Deflation returned once more to Europe as both the EU (EU 28) and the euro area (EA 19) experienced a fall in the average level of prices, down by 0.2% in both areas.
With existing interest rates at record lows, and with significant assets purchasing already in the system, Europe's monetary policy strategy remains a cause for concern.
At the most recent ECB meeting (March 10th 2016) it was agreed that the interest rate on its main refinancing operations (MRO) - the open market operation that provides weekly liquidity into the Eurosystem - would be decreased by 5 basis points to 0.00% - with rates on the marginal lending facility falling to 0.25%, and to -0.40% on the deposit facility - with effect from 16 March 2016.
In addition, the ECB is set to increase QE (formally called APP - asset purchase programme) in the light of the weakening outlook for the global economy, and uncertainty concerning the possibility of the UK's exit from the EU ('Brexit'). Under its APP, combined monthly purchases of €80 billion assets will start in April 2016. This will be acccompanied by the launch of a new series of four targeted longer-term refinancing operations, starting in June 2016.

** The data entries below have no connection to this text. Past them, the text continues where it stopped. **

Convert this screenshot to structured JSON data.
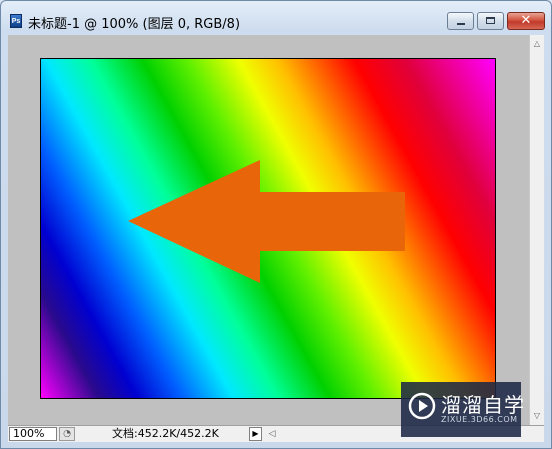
{
  "window": {
    "app_icon_label": "Ps",
    "title": "未标题-1 @ 100% (图层 0, RGB/8)",
    "minimize_glyph": "",
    "close_glyph": "✕"
  },
  "canvas": {
    "content": "rainbow-gradient",
    "arrow_color": "#e8650a",
    "arrow_direction": "left"
  },
  "statusbar": {
    "zoom": "100%",
    "doc_info": "文档:452.2K/452.2K",
    "menu_arrow": "▶",
    "scroll_left": "◁"
  },
  "scrollbar": {
    "up": "△",
    "down": "▽"
  },
  "watermark": {
    "brand": "溜溜自学",
    "url": "ZIXUE.3D66.COM"
  },
  "colors": {
    "docarea_bg": "#c0c0c0",
    "close_button": "#c0392b",
    "arrow": "#e8650a"
  }
}
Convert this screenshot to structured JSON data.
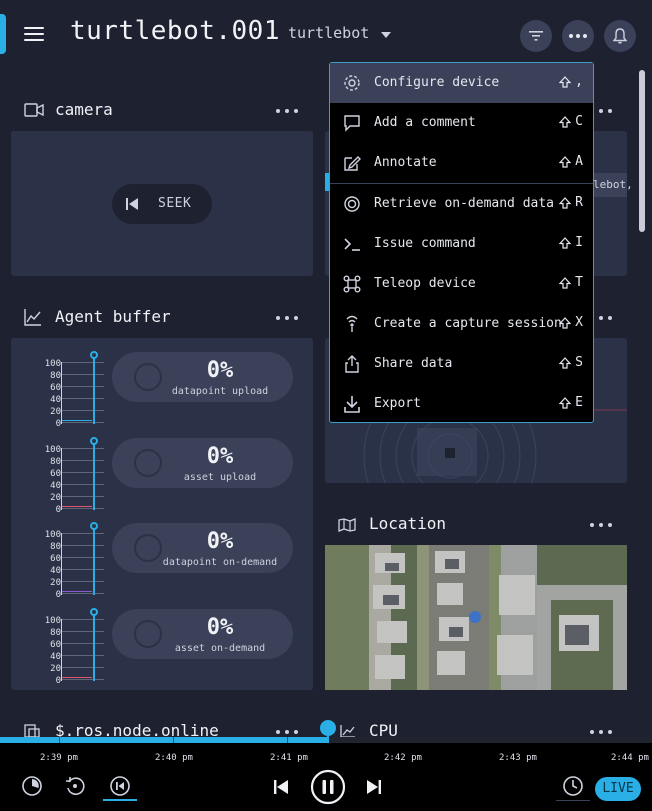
{
  "header": {
    "title": "turtlebot.001",
    "device_select": "turtlebot",
    "icons": [
      "hamburger-icon",
      "filter-icon",
      "more-icon",
      "bell-icon"
    ]
  },
  "panels": {
    "camera": {
      "title": "camera",
      "seek_label": "SEEK"
    },
    "agent_buffer": {
      "title": "Agent buffer",
      "ticks": [
        "100",
        "80",
        "60",
        "40",
        "20",
        "0"
      ],
      "rows": [
        {
          "value": "0%",
          "label": "datapoint upload",
          "line_color": "#29aee6"
        },
        {
          "value": "0%",
          "label": "asset upload",
          "line_color": "#e2566b"
        },
        {
          "value": "0%",
          "label": "datapoint on-demand",
          "line_color": "#8a5bd6"
        },
        {
          "value": "0%",
          "label": "asset on-demand",
          "line_color": "#e2566b"
        }
      ]
    },
    "location": {
      "title": "Location"
    },
    "ros_node": {
      "title": "$.ros.node.online"
    },
    "cpu": {
      "title": "CPU"
    },
    "hidden_text": "lebot,"
  },
  "menu": {
    "items": [
      {
        "label": "Configure device",
        "key": ",",
        "icon": "gear-icon",
        "active": true
      },
      {
        "label": "Add a comment",
        "key": "C",
        "icon": "comment-icon"
      },
      {
        "label": "Annotate",
        "key": "A",
        "icon": "annotate-icon"
      },
      {
        "label": "Retrieve on-demand data",
        "key": "R",
        "icon": "retrieve-icon"
      },
      {
        "label": "Issue command",
        "key": "I",
        "icon": "terminal-icon"
      },
      {
        "label": "Teleop device",
        "key": "T",
        "icon": "teleop-icon"
      },
      {
        "label": "Create a capture session",
        "key": "X",
        "icon": "capture-icon"
      },
      {
        "label": "Share data",
        "key": "S",
        "icon": "share-icon"
      },
      {
        "label": "Export",
        "key": "E",
        "icon": "export-icon"
      }
    ]
  },
  "timeline": {
    "labels": [
      "2:39 pm",
      "2:40 pm",
      "2:41 pm",
      "2:42 pm",
      "2:43 pm",
      "2:44 pm"
    ],
    "live_label": "LIVE",
    "accent": "#29aee6"
  }
}
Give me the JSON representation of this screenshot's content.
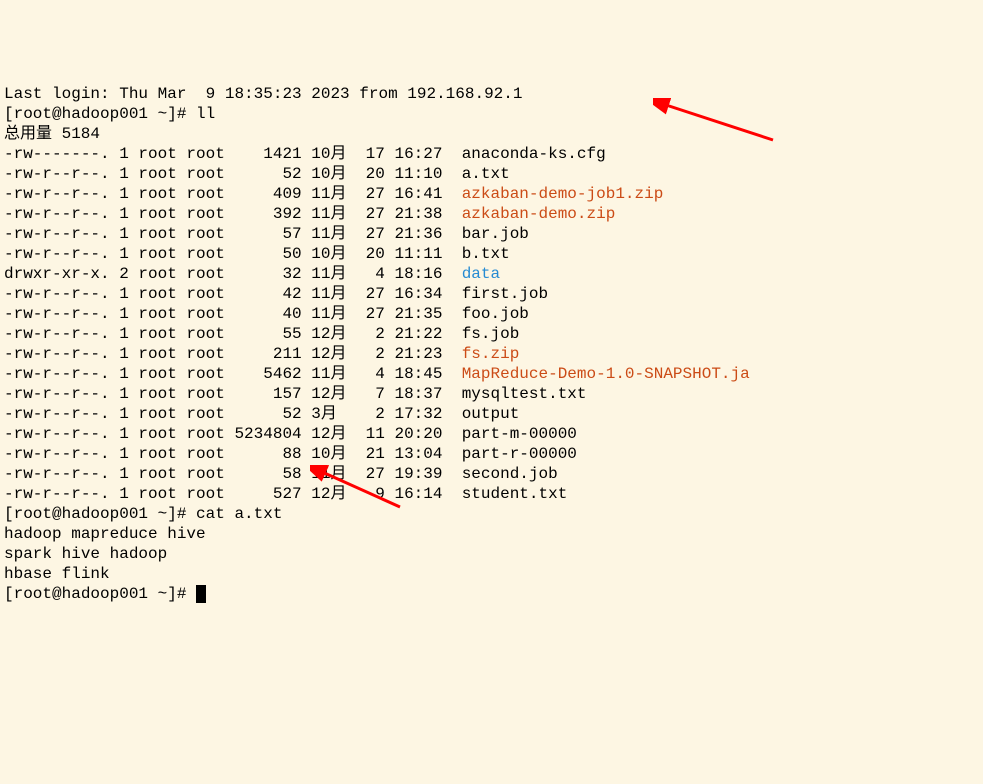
{
  "login_line": "Last login: Thu Mar  9 18:35:23 2023 from 192.168.92.1",
  "prompt1": "[root@hadoop001 ~]# ",
  "cmd1": "ll",
  "total_line": "总用量 5184",
  "files": [
    {
      "perms": "-rw-------.",
      "links": "1",
      "owner": "root",
      "group": "root",
      "size": "   1421",
      "month": "10月",
      "day": " 17",
      "time": "16:27",
      "name": "anaconda-ks.cfg",
      "color": ""
    },
    {
      "perms": "-rw-r--r--.",
      "links": "1",
      "owner": "root",
      "group": "root",
      "size": "     52",
      "month": "10月",
      "day": " 20",
      "time": "11:10",
      "name": "a.txt",
      "color": ""
    },
    {
      "perms": "-rw-r--r--.",
      "links": "1",
      "owner": "root",
      "group": "root",
      "size": "    409",
      "month": "11月",
      "day": " 27",
      "time": "16:41",
      "name": "azkaban-demo-job1.zip",
      "color": "red"
    },
    {
      "perms": "-rw-r--r--.",
      "links": "1",
      "owner": "root",
      "group": "root",
      "size": "    392",
      "month": "11月",
      "day": " 27",
      "time": "21:38",
      "name": "azkaban-demo.zip",
      "color": "red"
    },
    {
      "perms": "-rw-r--r--.",
      "links": "1",
      "owner": "root",
      "group": "root",
      "size": "     57",
      "month": "11月",
      "day": " 27",
      "time": "21:36",
      "name": "bar.job",
      "color": ""
    },
    {
      "perms": "-rw-r--r--.",
      "links": "1",
      "owner": "root",
      "group": "root",
      "size": "     50",
      "month": "10月",
      "day": " 20",
      "time": "11:11",
      "name": "b.txt",
      "color": ""
    },
    {
      "perms": "drwxr-xr-x.",
      "links": "2",
      "owner": "root",
      "group": "root",
      "size": "     32",
      "month": "11月",
      "day": "  4",
      "time": "18:16",
      "name": "data",
      "color": "blue"
    },
    {
      "perms": "-rw-r--r--.",
      "links": "1",
      "owner": "root",
      "group": "root",
      "size": "     42",
      "month": "11月",
      "day": " 27",
      "time": "16:34",
      "name": "first.job",
      "color": ""
    },
    {
      "perms": "-rw-r--r--.",
      "links": "1",
      "owner": "root",
      "group": "root",
      "size": "     40",
      "month": "11月",
      "day": " 27",
      "time": "21:35",
      "name": "foo.job",
      "color": ""
    },
    {
      "perms": "-rw-r--r--.",
      "links": "1",
      "owner": "root",
      "group": "root",
      "size": "     55",
      "month": "12月",
      "day": "  2",
      "time": "21:22",
      "name": "fs.job",
      "color": ""
    },
    {
      "perms": "-rw-r--r--.",
      "links": "1",
      "owner": "root",
      "group": "root",
      "size": "    211",
      "month": "12月",
      "day": "  2",
      "time": "21:23",
      "name": "fs.zip",
      "color": "red"
    },
    {
      "perms": "-rw-r--r--.",
      "links": "1",
      "owner": "root",
      "group": "root",
      "size": "   5462",
      "month": "11月",
      "day": "  4",
      "time": "18:45",
      "name": "MapReduce-Demo-1.0-SNAPSHOT.ja",
      "color": "red"
    },
    {
      "perms": "-rw-r--r--.",
      "links": "1",
      "owner": "root",
      "group": "root",
      "size": "    157",
      "month": "12月",
      "day": "  7",
      "time": "18:37",
      "name": "mysqltest.txt",
      "color": ""
    },
    {
      "perms": "-rw-r--r--.",
      "links": "1",
      "owner": "root",
      "group": "root",
      "size": "     52",
      "month": "3月 ",
      "day": "  2",
      "time": "17:32",
      "name": "output",
      "color": ""
    },
    {
      "perms": "-rw-r--r--.",
      "links": "1",
      "owner": "root",
      "group": "root",
      "size": "5234804",
      "month": "12月",
      "day": " 11",
      "time": "20:20",
      "name": "part-m-00000",
      "color": ""
    },
    {
      "perms": "-rw-r--r--.",
      "links": "1",
      "owner": "root",
      "group": "root",
      "size": "     88",
      "month": "10月",
      "day": " 21",
      "time": "13:04",
      "name": "part-r-00000",
      "color": ""
    },
    {
      "perms": "-rw-r--r--.",
      "links": "1",
      "owner": "root",
      "group": "root",
      "size": "     58",
      "month": "11月",
      "day": " 27",
      "time": "19:39",
      "name": "second.job",
      "color": ""
    },
    {
      "perms": "-rw-r--r--.",
      "links": "1",
      "owner": "root",
      "group": "root",
      "size": "    527",
      "month": "12月",
      "day": "  9",
      "time": "16:14",
      "name": "student.txt",
      "color": ""
    }
  ],
  "prompt2": "[root@hadoop001 ~]# ",
  "cmd2": "cat a.txt",
  "cat_output": [
    "hadoop mapreduce hive",
    "spark hive hadoop",
    "hbase flink"
  ],
  "prompt3": "[root@hadoop001 ~]# "
}
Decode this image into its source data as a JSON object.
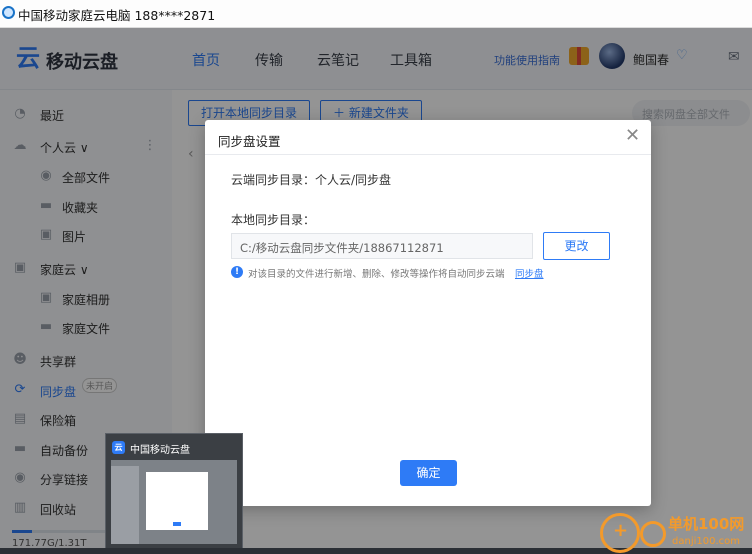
{
  "window": {
    "title": "中国移动家庭云电脑 188****2871"
  },
  "header": {
    "logo_icon": "云",
    "app_name": "移动云盘",
    "nav": [
      "首页",
      "传输",
      "云笔记",
      "工具箱"
    ],
    "active_nav": "首页",
    "guide_link": "功能使用指南",
    "username": "鲍国春",
    "vip_icon": "♡",
    "mail_icon": "✉"
  },
  "sidebar": {
    "recent": "最近",
    "personal_cloud": "个人云 ∨",
    "more_icon": "⋮",
    "all_files": "全部文件",
    "favorites": "收藏夹",
    "photos": "图片",
    "family_cloud": "家庭云 ∨",
    "family_album": "家庭相册",
    "family_files": "家庭文件",
    "share_group": "共享群",
    "sync_disk": "同步盘",
    "sync_badge": "未开启",
    "safe_box": "保险箱",
    "auto_backup": "自动备份",
    "share_link": "分享链接",
    "recycle_bin": "回收站",
    "storage": "171.77G/1.31T",
    "storage_used_fraction": 0.13
  },
  "toolbar": {
    "open_local_sync": "打开本地同步目录",
    "new_folder": "＋ 新建文件夹",
    "search_placeholder": "搜索网盘全部文件",
    "back_icon": "‹"
  },
  "dialog": {
    "title": "同步盘设置",
    "close_icon": "✕",
    "cloud_dir": "云端同步目录：个人云/同步盘",
    "local_label": "本地同步目录：",
    "local_path": "C:/移动云盘同步文件夹/18867112871",
    "change_button": "更改",
    "tip_icon": "!",
    "tip_text": "对该目录的文件进行新增、删除、修改等操作将自动同步云端",
    "tip_link": "同步盘",
    "confirm_button": "确定"
  },
  "taskbar_thumbnail": {
    "icon": "云",
    "title": "中国移动云盘"
  },
  "watermark": {
    "text": "单机100网",
    "sub": "danji100.com"
  },
  "colors": {
    "accent": "#2e7bf6",
    "overlay": "rgba(0,0,0,0.42)",
    "watermark": "#f39a2b"
  }
}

The Eurosystem offers credit institutions two standing facilities: